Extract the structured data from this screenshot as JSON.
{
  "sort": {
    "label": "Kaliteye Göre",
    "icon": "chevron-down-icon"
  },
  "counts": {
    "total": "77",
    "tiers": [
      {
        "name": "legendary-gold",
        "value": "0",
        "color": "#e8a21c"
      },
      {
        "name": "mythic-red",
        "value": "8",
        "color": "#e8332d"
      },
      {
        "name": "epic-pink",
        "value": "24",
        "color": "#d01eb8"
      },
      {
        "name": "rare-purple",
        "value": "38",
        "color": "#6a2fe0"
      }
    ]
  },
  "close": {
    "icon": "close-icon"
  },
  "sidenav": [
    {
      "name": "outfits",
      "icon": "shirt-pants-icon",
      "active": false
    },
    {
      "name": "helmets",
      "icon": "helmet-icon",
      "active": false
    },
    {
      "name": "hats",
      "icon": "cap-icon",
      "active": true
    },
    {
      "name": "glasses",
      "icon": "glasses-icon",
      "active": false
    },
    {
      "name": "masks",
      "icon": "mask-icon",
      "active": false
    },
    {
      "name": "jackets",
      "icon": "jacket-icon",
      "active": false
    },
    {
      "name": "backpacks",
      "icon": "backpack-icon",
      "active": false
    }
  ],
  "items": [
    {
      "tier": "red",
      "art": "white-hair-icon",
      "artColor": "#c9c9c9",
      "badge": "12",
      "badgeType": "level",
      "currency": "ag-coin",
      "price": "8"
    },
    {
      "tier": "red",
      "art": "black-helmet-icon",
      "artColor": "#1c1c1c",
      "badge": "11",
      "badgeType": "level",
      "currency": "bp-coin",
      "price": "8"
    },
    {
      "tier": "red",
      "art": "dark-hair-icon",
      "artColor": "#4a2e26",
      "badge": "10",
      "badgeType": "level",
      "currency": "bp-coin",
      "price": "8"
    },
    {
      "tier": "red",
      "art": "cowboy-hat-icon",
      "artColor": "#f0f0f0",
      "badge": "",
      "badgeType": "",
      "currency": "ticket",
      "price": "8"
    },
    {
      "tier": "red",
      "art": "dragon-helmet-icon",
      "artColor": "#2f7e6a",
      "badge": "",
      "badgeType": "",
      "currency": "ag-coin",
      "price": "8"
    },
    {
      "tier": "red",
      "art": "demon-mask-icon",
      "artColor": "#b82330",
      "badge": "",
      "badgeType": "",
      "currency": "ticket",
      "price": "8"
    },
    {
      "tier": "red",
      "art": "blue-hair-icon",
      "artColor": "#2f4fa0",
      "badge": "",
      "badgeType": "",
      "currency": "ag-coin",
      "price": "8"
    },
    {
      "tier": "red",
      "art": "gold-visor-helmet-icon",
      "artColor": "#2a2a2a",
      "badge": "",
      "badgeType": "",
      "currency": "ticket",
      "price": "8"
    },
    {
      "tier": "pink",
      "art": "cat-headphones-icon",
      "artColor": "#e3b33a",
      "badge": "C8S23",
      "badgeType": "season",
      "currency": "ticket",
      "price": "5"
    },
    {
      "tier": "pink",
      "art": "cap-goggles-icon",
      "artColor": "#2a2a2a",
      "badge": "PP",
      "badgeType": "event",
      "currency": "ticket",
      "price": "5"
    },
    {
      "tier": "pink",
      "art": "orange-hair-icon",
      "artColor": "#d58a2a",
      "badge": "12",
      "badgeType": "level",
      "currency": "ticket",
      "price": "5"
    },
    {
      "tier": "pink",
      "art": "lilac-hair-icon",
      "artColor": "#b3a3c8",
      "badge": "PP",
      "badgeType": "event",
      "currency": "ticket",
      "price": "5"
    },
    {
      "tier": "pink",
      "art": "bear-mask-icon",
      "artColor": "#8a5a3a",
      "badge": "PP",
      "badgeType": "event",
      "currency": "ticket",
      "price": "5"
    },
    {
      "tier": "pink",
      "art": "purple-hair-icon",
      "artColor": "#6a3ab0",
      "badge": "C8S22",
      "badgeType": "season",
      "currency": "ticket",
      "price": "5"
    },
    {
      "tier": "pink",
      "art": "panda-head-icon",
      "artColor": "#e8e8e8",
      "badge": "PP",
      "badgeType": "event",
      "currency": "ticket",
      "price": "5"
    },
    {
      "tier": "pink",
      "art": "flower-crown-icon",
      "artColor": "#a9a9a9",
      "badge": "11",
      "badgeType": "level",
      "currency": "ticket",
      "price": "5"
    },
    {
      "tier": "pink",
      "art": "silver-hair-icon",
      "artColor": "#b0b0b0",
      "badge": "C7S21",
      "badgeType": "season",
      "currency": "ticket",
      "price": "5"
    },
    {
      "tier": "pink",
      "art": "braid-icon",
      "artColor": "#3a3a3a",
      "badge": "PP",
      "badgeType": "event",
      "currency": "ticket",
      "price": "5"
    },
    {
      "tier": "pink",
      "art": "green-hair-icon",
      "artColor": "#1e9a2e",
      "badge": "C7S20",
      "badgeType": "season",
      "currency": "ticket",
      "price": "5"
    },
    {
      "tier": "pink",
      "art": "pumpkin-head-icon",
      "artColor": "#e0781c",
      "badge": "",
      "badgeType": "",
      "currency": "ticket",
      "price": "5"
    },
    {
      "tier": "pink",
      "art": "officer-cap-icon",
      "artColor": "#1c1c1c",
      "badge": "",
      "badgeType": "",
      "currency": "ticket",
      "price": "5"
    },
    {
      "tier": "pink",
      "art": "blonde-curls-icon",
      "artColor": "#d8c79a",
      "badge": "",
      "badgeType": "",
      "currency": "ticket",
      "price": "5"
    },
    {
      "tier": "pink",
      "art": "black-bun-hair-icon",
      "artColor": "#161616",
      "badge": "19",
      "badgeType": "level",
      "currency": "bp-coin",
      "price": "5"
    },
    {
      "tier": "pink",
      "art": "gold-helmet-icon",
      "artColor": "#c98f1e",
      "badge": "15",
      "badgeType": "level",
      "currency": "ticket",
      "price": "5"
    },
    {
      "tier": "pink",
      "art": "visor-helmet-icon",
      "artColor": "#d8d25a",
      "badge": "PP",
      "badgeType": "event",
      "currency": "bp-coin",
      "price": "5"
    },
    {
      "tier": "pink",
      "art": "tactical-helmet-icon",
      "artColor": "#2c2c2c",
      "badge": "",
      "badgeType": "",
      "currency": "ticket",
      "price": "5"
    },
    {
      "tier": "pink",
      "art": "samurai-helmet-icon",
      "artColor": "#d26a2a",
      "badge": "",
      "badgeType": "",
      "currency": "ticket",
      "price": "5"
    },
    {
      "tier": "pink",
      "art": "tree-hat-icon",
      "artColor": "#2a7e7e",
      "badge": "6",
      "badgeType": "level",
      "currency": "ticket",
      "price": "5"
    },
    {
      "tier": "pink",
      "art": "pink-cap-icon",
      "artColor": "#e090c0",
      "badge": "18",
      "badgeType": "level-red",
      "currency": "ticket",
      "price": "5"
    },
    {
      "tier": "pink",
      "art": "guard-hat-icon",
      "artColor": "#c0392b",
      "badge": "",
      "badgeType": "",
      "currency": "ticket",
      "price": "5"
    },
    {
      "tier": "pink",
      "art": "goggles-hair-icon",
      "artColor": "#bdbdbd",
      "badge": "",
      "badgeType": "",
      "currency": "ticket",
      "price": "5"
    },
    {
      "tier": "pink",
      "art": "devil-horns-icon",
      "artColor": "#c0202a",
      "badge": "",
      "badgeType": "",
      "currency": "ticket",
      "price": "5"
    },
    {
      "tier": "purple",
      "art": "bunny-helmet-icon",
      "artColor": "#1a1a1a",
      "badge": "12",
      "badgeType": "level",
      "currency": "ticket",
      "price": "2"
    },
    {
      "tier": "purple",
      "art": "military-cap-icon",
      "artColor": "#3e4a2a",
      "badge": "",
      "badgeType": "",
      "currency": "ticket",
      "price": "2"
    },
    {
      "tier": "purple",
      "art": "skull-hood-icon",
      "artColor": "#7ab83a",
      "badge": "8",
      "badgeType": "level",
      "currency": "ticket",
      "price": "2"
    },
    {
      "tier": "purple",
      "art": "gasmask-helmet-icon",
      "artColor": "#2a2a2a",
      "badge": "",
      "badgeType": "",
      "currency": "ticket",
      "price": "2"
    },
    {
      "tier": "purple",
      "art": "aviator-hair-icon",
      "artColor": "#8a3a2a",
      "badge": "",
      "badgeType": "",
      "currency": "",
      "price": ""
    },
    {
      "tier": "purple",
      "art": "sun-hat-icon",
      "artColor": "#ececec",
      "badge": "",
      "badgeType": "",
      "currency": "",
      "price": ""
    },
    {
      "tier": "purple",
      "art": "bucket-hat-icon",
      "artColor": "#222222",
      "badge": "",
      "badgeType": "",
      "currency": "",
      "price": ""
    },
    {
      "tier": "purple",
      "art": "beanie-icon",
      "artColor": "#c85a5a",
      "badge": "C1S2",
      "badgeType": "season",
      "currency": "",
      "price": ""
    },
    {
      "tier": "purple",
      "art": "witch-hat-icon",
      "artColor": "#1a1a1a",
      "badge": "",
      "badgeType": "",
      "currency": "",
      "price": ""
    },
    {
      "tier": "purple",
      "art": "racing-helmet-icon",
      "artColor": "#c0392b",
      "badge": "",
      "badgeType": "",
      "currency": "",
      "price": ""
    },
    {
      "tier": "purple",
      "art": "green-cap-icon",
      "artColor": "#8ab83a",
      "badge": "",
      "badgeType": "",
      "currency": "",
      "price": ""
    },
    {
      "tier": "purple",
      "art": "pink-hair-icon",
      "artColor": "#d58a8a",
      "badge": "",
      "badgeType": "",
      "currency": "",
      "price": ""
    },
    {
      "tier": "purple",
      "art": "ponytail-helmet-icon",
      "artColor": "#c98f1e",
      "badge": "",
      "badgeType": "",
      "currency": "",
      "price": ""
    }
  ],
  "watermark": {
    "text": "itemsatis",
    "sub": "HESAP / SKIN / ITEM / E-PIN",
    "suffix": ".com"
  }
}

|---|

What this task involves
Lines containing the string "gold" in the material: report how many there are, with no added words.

Expected answer
3